EXERCISE INSTRUCTIONS:
What is needed is an exact copy of all the lines below.

+++

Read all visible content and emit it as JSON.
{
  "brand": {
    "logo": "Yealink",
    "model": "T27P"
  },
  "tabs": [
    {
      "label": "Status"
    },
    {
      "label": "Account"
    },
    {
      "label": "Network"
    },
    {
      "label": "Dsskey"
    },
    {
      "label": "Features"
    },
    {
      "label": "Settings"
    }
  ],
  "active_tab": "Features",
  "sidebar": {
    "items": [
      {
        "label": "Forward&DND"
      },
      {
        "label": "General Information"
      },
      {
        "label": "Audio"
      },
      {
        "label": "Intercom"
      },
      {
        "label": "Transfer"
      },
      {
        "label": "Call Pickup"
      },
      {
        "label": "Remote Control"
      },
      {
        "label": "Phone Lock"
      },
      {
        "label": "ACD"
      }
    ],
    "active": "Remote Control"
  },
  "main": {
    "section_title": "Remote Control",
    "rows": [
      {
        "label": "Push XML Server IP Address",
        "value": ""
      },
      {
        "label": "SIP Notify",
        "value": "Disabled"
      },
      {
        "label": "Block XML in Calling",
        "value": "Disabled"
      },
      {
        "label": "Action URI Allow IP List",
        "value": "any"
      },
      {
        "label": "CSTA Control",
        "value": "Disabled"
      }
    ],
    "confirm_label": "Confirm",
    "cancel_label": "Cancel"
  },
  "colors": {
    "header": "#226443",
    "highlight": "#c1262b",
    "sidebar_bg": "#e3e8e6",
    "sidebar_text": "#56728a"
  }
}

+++

ANSWER:
Read all visible content and emit it as JSON.
{
  "brand": {
    "logo": "Yealink",
    "model": "T27P"
  },
  "tabs": [
    {
      "label": "Status"
    },
    {
      "label": "Account"
    },
    {
      "label": "Network"
    },
    {
      "label": "Dsskey"
    },
    {
      "label": "Features"
    },
    {
      "label": "Settings"
    }
  ],
  "active_tab": "Features",
  "sidebar": {
    "items": [
      {
        "label": "Forward&DND"
      },
      {
        "label": "General Information"
      },
      {
        "label": "Audio"
      },
      {
        "label": "Intercom"
      },
      {
        "label": "Transfer"
      },
      {
        "label": "Call Pickup"
      },
      {
        "label": "Remote Control"
      },
      {
        "label": "Phone Lock"
      },
      {
        "label": "ACD"
      }
    ],
    "active": "Remote Control"
  },
  "main": {
    "section_title": "Remote Control",
    "rows": [
      {
        "label": "Push XML Server IP Address",
        "value": ""
      },
      {
        "label": "SIP Notify",
        "value": "Disabled"
      },
      {
        "label": "Block XML in Calling",
        "value": "Disabled"
      },
      {
        "label": "Action URI Allow IP List",
        "value": "any"
      },
      {
        "label": "CSTA Control",
        "value": "Disabled"
      }
    ],
    "confirm_label": "Confirm",
    "cancel_label": "Cancel"
  },
  "colors": {
    "header": "#226443",
    "highlight": "#c1262b",
    "sidebar_bg": "#e3e8e6",
    "sidebar_text": "#56728a"
  }
}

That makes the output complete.